The Washington Post || Alexandria tailor weaves custom solution for taking orders by Abha Bhattarai
It takes 25 measurements, including the circumference of a client’s ankles, for Sanjay Daswani to design a suit. By the time he is done, there are numbers upon numbers to calculate and crunch.
All those numbers add up to data, and Daswani, vice president of operations for The Tailored Man, has found a way to weave the information together, in hopes that it will help the Alexandria-based business become savvier about marketing and anticipating customers’ needs.
Meanwhile our friends at L+C featured our other friends, The Vanity Project, in a recent article:
Lifestyle + Charity || The Vanity Project – Finance to Fashion and Philanthropy In Between by Danielle Valente
These graphics represent “TVP’s” mission: to create non-profit apparel that “people would actually want to wear,” compared to oversized, unappealing tee shirts typically given out at charity events. It donates 51% of proceeds to the organizations it represents.
The meaning behind the clothes is just as significant as the story behind its Northwestern University co-founders, both of whom stumbled into the industry somewhat untraditionally

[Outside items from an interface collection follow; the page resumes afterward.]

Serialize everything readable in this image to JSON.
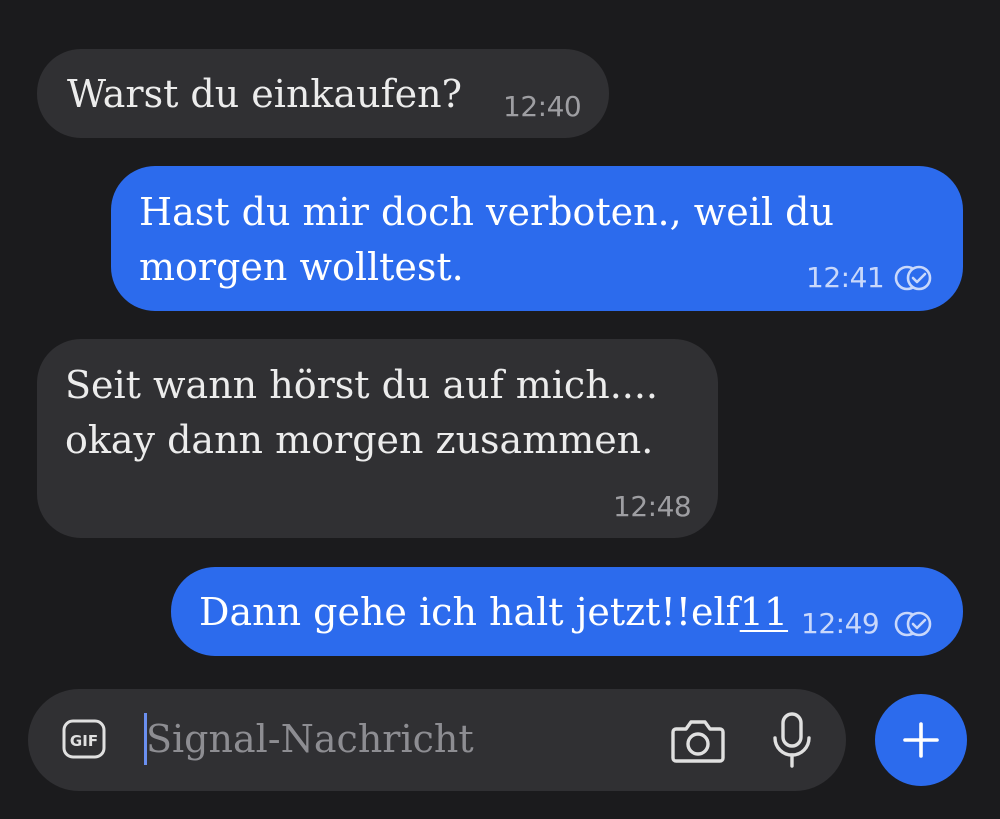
{
  "messages": [
    {
      "direction": "incoming",
      "lines": [
        "Warst du einkaufen?"
      ],
      "time": "12:40"
    },
    {
      "direction": "outgoing",
      "lines": [
        "Hast du mir doch verboten., weil du",
        "morgen wolltest."
      ],
      "time": "12:41",
      "receipt": "read-receipt-icon"
    },
    {
      "direction": "incoming",
      "lines": [
        "Seit wann hörst du auf mich....",
        "okay dann morgen zusammen."
      ],
      "time": "12:48"
    },
    {
      "direction": "outgoing",
      "text_main": "Dann gehe ich halt jetzt!!elf",
      "text_underlined": "11",
      "time": "12:49",
      "receipt": "read-receipt-icon"
    }
  ],
  "composer": {
    "placeholder": "Signal-Nachricht",
    "value": "",
    "gif_icon": "gif-icon",
    "camera_icon": "camera-icon",
    "mic_icon": "microphone-icon",
    "send_icon": "plus-icon"
  },
  "colors": {
    "background": "#1b1b1d",
    "incoming_bubble": "#303033",
    "outgoing_bubble": "#2c6bed",
    "text": "#ececec",
    "timestamp": "#9e9ea2"
  }
}
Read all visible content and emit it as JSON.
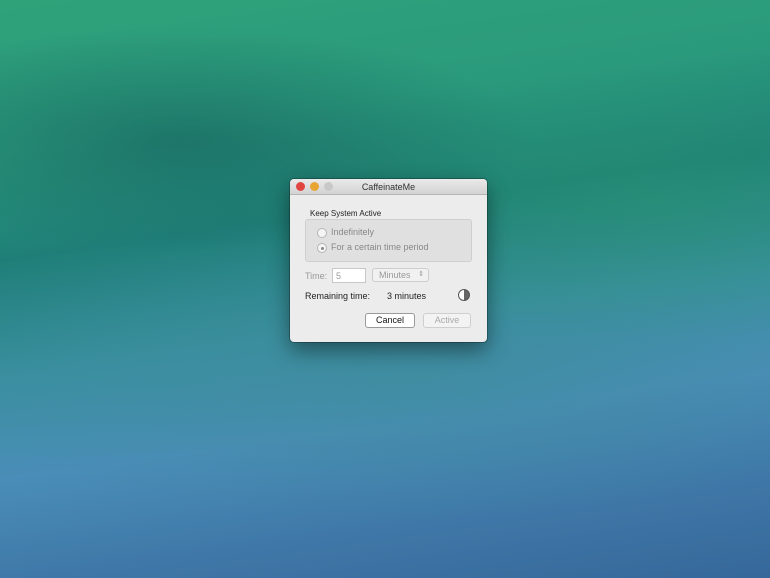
{
  "window": {
    "title": "CaffeinateMe"
  },
  "group": {
    "label": "Keep System Active",
    "options": [
      {
        "label": "Indefinitely",
        "selected": false
      },
      {
        "label": "For a certain time period",
        "selected": true
      }
    ]
  },
  "time": {
    "label": "Time:",
    "value": "5",
    "unit": "Minutes"
  },
  "remaining": {
    "label": "Remaining time:",
    "value": "3 minutes"
  },
  "buttons": {
    "cancel": "Cancel",
    "active": "Active"
  },
  "colors": {
    "close": "#e0463f",
    "minimize": "#e9a532",
    "zoom": "#c8c8c8"
  }
}
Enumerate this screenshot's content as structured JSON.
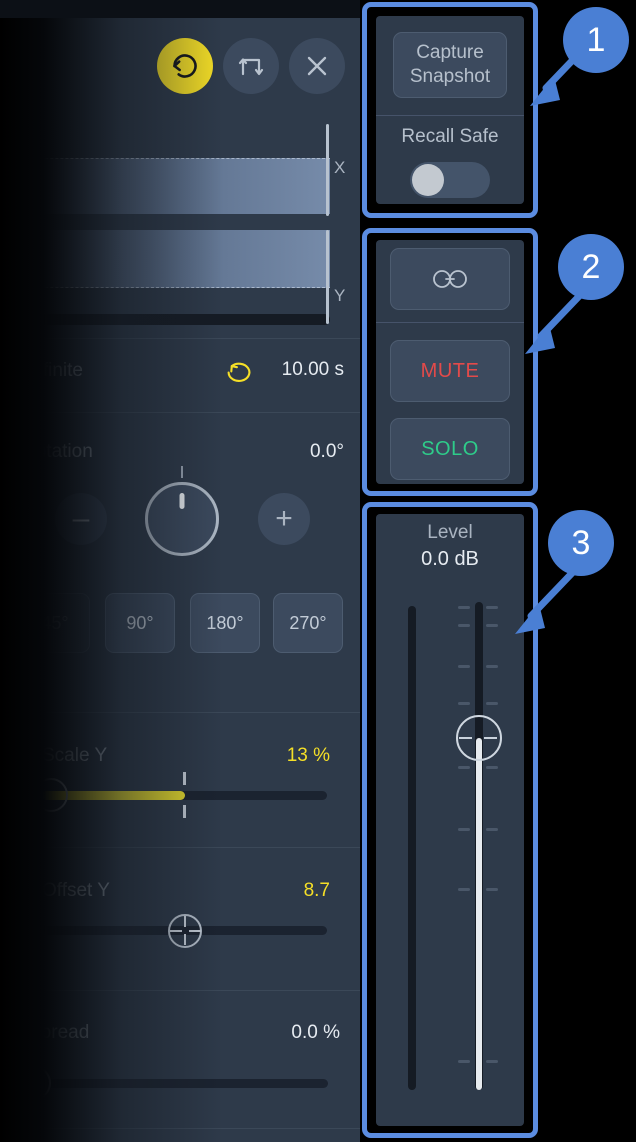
{
  "app": {
    "panel_background": "#2e3a4a",
    "accent_yellow": "#f5df27",
    "accent_blue": "#5b8ce0",
    "mute_color": "#e34a4a",
    "solo_color": "#2ecc8a"
  },
  "transport": {
    "loop_label": "loop-active",
    "bounce_label": "ping-pong",
    "close_label": "close"
  },
  "lanes": {
    "x_label": "X",
    "y_label": "Y"
  },
  "time_row": {
    "mode_label": "s: infinite",
    "loop_icon": "loop-icon",
    "duration": "10.00 s"
  },
  "rotation": {
    "label": "Rotation",
    "value": "0.0°",
    "minus_label": "–",
    "plus_label": "+",
    "presets": [
      {
        "label": "45°",
        "dim": true
      },
      {
        "label": "90°",
        "dim": false
      },
      {
        "label": "180°",
        "dim": false
      },
      {
        "label": "270°",
        "dim": false
      }
    ]
  },
  "scale_y": {
    "label": "Scale Y",
    "value": "13 %"
  },
  "offset_y": {
    "label": "Offset Y",
    "value": "8.7"
  },
  "spread": {
    "label": "Spread",
    "value": "0.0 %"
  },
  "snapshot_group": {
    "capture_line1": "Capture",
    "capture_line2": "Snapshot",
    "recall_safe_label": "Recall Safe",
    "recall_safe_state": "off"
  },
  "channel_group": {
    "link_icon": "link-icon",
    "mute_label": "MUTE",
    "solo_label": "SOLO"
  },
  "level_group": {
    "title": "Level",
    "value": "0.0 dB"
  },
  "annotations": [
    {
      "number": "1"
    },
    {
      "number": "2"
    },
    {
      "number": "3"
    }
  ]
}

Even though Sochol’s family participated in service work throughout his life, he never thought he’d work with non-profits full-time, until several experiences swayed him away from the life in corporate America he had originally imagined.